finales against Penn State and Ohio State in November. Lose to
Notre Dame, however, and they'll be facing the same miserable
prospects as last year, when opening defeats to the Irish and
Syracuse cost them any chance of defending their 1997 national

"We lost that aggressive attitude, that hunger, in the game
against Notre Dame last year," senior linebacker Ian Gold says.
"We all seemed content with ourselves. We came out for the
second half knowing we had won the national championship the
year before, and we had a [13-6] lead on Notre Dame in their
house. We were focusing on those things instead of worrying
about playing the game. Now all we're thinking about is the
fourth quarter against Notre Dame this year. We can't wait to
get into that fourth quarter against them."

Michigan has 15 starters coming back, each of whom played on the
championship team. If the Wolverines are to equal that
performance, their veteran front lines will have to do the heavy
lifting while some less seasoned players in the offensive and
defensive backfields settle in. "We sure aren't lacking for
experience up front," says 288-pound nosetackle Rob Renes, a
fifth-year senior. "If we don't have a dominant year, we have no
one to blame but ourselves."

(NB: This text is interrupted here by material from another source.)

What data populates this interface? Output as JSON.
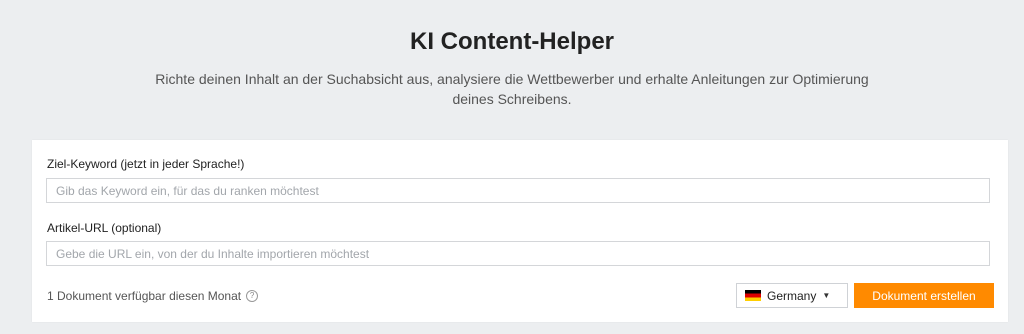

The offensive line has four starters from last year's team
protecting 6'5" quarterback Tom Brady, a fifth-year player who
has thrown for touchdowns in the last 12 games, one short of
tying Elvis Grbac's school record. The concern is at tailback,
which is thin on experience behind junior Anthony Thomas.
Sophomore Justin Fargas is out for the season rehabilitating his
twice-repaired left ankle, leaving sophomore Walter Cross (35
carries) and a freshman class that features a half dozen
tailbacks, led by Ryan Beard and Charles Drake. "We'll have to
find out in a hurry who is going to be able to help us there,"
says coach Lloyd Carr.

Thomas was the Big Ten freshman of the year in '97. He led the
Wolverines with 893 rushing yards last season and was named
Citrus Bowl MVP after gaining 132 yards on 21 carries and
scoring three touchdowns. But he was a slow starter, and
Michigan can't afford to have him stumble early again.

Defensively, the Wolverines' incumbent front seven will have to
rattle quarterbacks to take pressure off the secondary, where
Brandon Williams and Jeremy LeSueur may start as freshmen. "Our
style of defense the last two years has been much more
aggressive than it had been," says Carr, who wants to play to
the speed and power of inside linebackers Gold and Dhani Jones.

Unlike in '97, the Wolverines have no apparent Heisman
candidate--no great player to absorb the spotlight and pressure.
Instead they have a score of players with national title rings.
"Once you win a national title, the most important thing is to
try to put everything into perspective," says Gold. That's what
last year was about. "Now," he says, "it's about putting what
we've learned into action."


COLOR PHOTO: VINCENT LAFORET/ALLSPORT Cannonball After a slow start, Thomas led the team in rushing and was Citrus MVP.

Fast Facts

1998 record: 10-3 (7-1, tied for 1st in Big Ten)
Final ranking: No. 12 AP, No. 12 coaches' poll

1998 Averages Scoring Rushing Passing Total
Yards Yards Yards
OFFENSE 26.2 151.7 225.1 376.8
DEFENSE 17.0 122.3 177.0 299.3

Key Games
Schedule strength: 3rd of 114

Oct. 9 at Michigan State
The Spartans won't be a Big Ten power this season, but they will
be revved up, as usual, for the Wolverines.

Nov. 13 at Penn State
The Nittany Lions are still stinging from last year's 27-0
drubbing. They'll return the favor this year.

The Bottom Line

Back-to-back meetings with Penn State (away) and Ohio State
(home) will be too big a hurdle for the Wolverines to clear.